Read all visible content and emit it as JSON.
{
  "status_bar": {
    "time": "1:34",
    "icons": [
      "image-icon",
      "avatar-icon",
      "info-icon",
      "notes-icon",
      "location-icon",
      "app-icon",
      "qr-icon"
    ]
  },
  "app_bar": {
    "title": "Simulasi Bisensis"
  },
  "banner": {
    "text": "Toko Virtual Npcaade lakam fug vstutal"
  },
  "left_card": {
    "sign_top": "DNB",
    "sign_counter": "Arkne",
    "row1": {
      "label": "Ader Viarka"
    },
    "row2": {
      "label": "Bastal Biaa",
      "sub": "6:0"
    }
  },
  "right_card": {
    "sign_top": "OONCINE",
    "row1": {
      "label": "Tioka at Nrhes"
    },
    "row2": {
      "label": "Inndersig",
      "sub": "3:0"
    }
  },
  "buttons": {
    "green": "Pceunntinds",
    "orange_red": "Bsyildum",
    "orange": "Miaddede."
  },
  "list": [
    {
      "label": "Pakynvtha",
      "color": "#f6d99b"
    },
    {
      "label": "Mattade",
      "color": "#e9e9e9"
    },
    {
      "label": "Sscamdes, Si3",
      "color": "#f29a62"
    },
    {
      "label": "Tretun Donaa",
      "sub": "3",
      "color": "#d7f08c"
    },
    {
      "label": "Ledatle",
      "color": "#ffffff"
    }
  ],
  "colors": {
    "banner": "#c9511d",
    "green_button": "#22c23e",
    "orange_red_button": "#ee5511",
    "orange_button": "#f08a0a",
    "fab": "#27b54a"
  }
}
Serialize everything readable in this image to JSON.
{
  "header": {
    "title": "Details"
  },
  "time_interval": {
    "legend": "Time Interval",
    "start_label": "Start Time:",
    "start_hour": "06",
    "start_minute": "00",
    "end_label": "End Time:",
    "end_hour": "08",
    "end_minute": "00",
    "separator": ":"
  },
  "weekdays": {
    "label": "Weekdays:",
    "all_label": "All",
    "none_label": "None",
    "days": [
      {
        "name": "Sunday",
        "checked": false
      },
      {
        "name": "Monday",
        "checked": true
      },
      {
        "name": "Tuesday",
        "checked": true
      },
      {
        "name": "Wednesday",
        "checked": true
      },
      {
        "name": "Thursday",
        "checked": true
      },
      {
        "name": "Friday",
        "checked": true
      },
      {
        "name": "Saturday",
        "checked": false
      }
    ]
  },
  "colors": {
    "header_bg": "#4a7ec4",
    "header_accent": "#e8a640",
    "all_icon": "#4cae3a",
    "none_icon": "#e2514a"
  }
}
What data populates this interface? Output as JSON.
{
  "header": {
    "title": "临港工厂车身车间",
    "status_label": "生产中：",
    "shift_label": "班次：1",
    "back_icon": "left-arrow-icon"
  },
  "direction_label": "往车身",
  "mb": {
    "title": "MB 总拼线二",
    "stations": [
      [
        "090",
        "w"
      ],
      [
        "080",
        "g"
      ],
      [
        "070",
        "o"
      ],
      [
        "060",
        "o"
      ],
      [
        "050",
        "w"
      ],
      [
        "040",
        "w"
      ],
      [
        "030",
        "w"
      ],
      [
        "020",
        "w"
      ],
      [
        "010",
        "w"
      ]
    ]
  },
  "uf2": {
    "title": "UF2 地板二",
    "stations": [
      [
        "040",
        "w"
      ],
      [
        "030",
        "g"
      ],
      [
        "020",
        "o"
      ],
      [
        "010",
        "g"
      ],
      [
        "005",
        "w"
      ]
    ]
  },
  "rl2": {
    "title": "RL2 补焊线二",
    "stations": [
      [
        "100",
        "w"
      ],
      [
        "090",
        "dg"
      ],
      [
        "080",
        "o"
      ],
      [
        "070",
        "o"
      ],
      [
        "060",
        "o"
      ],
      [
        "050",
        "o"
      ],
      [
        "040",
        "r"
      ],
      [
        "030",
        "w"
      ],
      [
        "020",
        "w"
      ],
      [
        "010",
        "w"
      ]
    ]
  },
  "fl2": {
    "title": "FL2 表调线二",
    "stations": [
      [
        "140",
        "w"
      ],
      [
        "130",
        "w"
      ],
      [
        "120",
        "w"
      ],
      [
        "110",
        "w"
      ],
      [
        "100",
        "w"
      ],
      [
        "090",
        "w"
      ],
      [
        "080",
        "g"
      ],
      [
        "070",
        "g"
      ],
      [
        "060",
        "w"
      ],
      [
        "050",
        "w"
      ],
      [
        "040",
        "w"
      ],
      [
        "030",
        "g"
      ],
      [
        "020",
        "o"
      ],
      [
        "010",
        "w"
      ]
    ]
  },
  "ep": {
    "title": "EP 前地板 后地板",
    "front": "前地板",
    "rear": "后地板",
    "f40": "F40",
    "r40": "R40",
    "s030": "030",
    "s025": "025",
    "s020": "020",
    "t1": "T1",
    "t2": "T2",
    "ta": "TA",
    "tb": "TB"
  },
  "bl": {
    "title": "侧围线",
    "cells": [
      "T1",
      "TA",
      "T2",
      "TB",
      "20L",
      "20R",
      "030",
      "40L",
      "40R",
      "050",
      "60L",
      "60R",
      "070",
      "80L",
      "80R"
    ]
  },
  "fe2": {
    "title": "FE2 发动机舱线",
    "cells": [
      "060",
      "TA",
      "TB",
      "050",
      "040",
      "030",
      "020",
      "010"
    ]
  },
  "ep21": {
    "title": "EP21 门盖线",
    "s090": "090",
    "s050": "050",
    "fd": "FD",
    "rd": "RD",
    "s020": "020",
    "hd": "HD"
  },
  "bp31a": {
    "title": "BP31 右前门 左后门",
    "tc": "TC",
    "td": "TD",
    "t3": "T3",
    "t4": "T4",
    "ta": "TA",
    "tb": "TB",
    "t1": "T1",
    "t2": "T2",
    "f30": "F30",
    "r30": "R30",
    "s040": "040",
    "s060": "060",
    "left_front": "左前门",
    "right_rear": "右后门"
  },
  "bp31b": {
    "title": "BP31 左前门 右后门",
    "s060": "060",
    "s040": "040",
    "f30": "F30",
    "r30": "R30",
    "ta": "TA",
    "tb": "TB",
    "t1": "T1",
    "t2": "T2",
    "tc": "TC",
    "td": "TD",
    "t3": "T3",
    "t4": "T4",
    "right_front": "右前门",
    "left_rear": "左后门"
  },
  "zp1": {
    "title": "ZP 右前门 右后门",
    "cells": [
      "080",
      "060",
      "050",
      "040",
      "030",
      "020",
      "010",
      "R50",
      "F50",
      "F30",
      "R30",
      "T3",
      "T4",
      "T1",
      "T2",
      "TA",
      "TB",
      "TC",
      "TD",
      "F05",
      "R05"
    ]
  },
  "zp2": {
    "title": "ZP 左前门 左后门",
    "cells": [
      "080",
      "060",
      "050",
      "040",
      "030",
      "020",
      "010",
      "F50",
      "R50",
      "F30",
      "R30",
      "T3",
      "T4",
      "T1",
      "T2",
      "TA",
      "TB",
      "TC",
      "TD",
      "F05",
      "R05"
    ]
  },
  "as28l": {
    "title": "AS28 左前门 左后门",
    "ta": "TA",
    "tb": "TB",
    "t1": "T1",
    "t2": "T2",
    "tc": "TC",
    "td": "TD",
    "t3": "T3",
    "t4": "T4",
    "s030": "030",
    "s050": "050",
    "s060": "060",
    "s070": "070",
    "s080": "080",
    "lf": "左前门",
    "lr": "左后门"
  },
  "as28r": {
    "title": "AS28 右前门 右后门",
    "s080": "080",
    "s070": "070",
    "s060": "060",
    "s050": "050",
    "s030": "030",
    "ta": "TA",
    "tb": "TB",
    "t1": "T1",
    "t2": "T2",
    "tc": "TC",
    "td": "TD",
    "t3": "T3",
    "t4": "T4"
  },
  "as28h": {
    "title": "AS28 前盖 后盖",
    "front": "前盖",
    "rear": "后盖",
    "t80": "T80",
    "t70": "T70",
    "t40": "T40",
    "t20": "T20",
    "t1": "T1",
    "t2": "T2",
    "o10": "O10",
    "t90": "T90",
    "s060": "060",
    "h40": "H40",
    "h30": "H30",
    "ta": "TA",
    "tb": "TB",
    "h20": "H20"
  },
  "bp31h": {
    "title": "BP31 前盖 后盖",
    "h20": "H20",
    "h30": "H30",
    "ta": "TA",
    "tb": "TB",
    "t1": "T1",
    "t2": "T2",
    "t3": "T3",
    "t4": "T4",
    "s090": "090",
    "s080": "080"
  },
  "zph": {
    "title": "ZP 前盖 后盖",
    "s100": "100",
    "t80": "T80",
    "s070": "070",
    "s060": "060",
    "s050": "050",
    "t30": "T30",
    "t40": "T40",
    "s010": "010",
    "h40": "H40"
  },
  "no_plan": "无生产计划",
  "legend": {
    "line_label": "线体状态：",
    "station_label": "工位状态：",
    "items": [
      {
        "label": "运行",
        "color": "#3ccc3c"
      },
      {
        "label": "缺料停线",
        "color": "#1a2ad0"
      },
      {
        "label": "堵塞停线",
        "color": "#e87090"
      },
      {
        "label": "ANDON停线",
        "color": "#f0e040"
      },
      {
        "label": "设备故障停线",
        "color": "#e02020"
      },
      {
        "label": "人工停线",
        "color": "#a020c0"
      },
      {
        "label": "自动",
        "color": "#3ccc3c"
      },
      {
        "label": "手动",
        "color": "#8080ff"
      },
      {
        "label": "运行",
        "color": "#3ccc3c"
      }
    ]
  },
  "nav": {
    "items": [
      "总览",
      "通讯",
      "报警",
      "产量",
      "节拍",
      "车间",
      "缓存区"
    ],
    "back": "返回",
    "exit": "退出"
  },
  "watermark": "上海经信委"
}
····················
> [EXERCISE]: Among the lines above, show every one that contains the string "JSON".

> [WRITTEN ANSWER]:
Read all visible content and emit it as JSON.
Serialize everything readable in this image to JSON.
What data populates this interface? Output as JSON.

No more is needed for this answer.